You are thinking of noun adjuncts, or attributive nouns.
Both Wikipedia and someone from Pearson Education state that traditionally, all attributive nouns are singular. However, the number of plural attributive nouns have increased over the years in a rather arbitrary manner. This means that there is no longer a set rule to determine whether the attributive is singular or plural.
Despite this, there is a rough guide that you can use.
The attributive noun tends to be plural in the following situations:
1: The singular form might lead to ambiguity
an arts degree (a degree in the humanities) as opposed to an art degree (a degree in fine art)
[I believe that this situation is what is referred to on wikipedia as "lexical restrictions", providing the example of "arm race" vs "arms race"]
2. There is no singular form of a noun (in pluralia tantum)
a customs officer
3. There is a need to denote variety
a soft drinks manufacturer [but] a car manufacturer
4. A topical issue comes forth, often in newspaper stories...
the tapes issue
the tapes compromise
the Watergate tapes affair
the White House tapes mystery
and other examples, including jobs cut.
[I am not entirely sure what the point of this fourth category is]
[Source: Pearson Education
, directly quoted apart from what is enclosed inside square brackets]
To this list I add my own:
5. [The attributive noun is plural if] it comes from the possessive form of the word
However, this is more of an explanation rather than a rule you can use. There are too many exceptions, and you are unlikely to know the origins of the word. It doesn't make sense that it is teachers union but not students council.
Note that we often "choose by ear and it doesn’t matter (employee lounge, employees lounge)" (Chicago Manual of Style).

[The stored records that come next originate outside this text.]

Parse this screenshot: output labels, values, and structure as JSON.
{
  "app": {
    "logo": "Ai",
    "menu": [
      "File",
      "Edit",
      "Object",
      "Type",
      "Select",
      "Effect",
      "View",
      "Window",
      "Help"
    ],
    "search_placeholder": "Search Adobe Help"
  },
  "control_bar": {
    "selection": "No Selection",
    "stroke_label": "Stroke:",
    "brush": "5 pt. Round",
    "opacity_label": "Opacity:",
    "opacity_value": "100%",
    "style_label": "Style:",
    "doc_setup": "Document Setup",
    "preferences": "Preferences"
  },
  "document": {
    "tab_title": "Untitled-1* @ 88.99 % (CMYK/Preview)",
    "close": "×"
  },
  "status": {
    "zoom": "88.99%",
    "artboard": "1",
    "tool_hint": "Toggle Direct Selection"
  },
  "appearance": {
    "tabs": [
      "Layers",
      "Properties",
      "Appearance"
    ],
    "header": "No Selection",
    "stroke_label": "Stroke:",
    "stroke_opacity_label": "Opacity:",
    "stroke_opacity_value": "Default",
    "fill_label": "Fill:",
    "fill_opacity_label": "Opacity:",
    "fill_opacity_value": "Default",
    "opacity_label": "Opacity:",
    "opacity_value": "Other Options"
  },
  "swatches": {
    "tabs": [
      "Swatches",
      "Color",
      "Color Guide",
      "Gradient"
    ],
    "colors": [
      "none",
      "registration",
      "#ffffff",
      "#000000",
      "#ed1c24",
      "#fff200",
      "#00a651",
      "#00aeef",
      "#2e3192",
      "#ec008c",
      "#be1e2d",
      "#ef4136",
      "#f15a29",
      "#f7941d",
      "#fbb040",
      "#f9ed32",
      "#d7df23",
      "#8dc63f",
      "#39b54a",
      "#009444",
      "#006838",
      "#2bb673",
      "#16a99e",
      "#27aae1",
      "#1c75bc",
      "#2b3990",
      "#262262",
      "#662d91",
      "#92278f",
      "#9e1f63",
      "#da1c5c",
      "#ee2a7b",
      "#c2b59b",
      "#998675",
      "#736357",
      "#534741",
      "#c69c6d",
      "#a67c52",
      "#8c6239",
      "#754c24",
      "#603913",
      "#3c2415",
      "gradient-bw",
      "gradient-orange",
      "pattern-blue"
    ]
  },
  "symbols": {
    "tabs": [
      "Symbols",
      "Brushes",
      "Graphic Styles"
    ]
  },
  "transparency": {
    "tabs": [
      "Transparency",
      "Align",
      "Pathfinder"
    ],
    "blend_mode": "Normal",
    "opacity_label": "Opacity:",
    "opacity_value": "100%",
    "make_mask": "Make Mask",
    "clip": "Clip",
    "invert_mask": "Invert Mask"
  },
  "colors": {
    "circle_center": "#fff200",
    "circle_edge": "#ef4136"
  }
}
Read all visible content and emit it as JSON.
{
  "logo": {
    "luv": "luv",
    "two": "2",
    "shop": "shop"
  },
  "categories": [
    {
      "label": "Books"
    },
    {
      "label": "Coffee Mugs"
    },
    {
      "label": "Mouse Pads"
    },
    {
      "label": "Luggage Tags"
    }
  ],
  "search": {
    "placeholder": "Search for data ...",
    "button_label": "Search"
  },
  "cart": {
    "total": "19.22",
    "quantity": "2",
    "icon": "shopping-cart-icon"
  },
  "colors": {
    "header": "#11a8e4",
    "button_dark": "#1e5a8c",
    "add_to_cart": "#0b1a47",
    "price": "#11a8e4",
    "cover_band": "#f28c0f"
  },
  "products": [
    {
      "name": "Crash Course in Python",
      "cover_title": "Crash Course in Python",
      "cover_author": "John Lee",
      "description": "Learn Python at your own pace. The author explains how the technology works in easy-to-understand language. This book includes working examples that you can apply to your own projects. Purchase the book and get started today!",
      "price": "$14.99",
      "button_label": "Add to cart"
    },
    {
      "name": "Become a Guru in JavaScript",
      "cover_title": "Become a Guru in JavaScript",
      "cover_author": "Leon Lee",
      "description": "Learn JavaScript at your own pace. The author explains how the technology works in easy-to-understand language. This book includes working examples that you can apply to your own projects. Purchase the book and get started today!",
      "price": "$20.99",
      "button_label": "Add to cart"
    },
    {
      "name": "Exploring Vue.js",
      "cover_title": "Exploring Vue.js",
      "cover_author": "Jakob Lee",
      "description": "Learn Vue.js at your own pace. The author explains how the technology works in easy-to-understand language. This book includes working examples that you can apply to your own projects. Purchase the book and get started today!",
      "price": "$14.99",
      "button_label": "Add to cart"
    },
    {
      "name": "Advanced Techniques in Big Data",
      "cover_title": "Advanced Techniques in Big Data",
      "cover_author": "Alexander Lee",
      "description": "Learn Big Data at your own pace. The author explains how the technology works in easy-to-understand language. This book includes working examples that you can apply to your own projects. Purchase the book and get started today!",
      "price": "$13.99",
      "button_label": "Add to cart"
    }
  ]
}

I would argue that it would be easier to just look it up every time and memorise words instead of trying to find a rule or categorise them. Even as a native speaker, I was not entirely sure whether it was "sport medicine" or "sports medicine" before looking it up. If you find yourself completely lost and without internet, go with the singular form because it is the traditional form and more common.